Citation: Nye S, Whitley RJ and Kong M (2016) Viral Infection in the Development and Progression of Pediatric Acute Respiratory Distress Syndrome. Front. Pediatr. 4:128. doi: 10.3389/fped.2016.00128
Received: 13 September 2016; Accepted: 11 November 2016;
Published: 24 November 2016
Edited by:Andreas Schwingshackl, University of California Los Angeles, USA
Reviewed by:Christopher W. Mastropietro, Riley Hospital for Children, USA
Amali E. Samarasinghe, University of Tennessee Health Science Center, USA
Copyright: © 2016 Nye, Whitley and Kong.

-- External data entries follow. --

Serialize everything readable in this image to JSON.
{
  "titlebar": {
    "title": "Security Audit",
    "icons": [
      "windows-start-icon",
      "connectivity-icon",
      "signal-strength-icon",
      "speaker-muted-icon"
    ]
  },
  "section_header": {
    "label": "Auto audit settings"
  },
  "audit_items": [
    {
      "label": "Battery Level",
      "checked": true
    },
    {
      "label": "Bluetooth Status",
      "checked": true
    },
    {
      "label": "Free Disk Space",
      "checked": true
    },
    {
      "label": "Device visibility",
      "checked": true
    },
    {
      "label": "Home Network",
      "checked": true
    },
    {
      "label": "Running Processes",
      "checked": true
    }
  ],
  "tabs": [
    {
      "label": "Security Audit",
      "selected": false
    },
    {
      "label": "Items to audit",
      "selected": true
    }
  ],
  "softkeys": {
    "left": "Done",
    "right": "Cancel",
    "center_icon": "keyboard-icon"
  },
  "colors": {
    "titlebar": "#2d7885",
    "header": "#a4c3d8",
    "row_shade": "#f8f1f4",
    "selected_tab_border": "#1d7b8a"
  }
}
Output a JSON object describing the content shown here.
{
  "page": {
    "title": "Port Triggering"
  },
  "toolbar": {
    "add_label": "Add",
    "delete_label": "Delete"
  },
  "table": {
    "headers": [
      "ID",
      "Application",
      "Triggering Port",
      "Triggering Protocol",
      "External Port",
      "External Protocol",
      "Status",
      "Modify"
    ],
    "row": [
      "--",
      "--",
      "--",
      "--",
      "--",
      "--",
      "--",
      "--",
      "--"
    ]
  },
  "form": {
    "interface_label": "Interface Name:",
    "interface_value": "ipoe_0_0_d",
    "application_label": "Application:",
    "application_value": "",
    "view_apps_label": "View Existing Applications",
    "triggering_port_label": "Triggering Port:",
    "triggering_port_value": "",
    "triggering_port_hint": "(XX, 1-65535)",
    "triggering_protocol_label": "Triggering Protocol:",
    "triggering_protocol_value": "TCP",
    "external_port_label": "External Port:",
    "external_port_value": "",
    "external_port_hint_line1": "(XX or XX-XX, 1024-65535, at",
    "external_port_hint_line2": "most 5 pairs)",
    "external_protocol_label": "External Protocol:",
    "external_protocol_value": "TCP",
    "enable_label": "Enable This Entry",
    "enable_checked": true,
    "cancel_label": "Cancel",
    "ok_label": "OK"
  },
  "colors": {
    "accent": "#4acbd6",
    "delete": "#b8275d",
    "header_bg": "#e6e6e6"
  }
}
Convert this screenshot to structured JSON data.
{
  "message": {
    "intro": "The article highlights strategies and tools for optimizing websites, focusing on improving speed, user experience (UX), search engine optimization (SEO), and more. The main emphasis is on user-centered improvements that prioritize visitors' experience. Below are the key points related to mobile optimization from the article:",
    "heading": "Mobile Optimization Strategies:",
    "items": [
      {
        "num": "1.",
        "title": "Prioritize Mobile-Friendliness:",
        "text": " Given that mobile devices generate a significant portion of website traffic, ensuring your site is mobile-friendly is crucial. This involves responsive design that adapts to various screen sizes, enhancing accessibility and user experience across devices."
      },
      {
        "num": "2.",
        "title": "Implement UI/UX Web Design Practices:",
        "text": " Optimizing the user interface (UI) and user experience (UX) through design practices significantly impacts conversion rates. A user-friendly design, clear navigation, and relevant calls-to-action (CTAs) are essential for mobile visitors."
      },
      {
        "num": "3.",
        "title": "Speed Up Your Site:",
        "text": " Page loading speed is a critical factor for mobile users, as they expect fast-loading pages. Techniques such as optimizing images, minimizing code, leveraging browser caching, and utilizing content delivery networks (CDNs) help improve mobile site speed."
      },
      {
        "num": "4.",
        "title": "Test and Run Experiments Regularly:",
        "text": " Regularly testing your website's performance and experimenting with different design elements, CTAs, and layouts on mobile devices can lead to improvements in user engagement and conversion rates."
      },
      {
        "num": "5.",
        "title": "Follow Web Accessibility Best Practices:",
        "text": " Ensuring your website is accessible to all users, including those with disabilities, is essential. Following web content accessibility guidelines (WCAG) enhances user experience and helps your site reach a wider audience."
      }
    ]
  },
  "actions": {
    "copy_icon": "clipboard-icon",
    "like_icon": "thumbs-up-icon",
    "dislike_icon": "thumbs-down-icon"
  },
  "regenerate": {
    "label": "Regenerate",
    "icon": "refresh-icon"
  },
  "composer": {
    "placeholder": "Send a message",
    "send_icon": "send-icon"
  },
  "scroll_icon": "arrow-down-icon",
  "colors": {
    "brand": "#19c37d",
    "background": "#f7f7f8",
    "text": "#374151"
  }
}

This is an open-access article distributed under the terms of the Creative Commons Attribution License (CC BY). The use, distribution or reproduction in other forums is permitted, provided the original author(s) or licensor are credited and that the original publication in this journal is cited, in accordance with accepted academic practice. No use, distribution or reproduction is permitted which does not comply with these terms.
*Correspondence: Michele Kong, firstname.lastname@example.org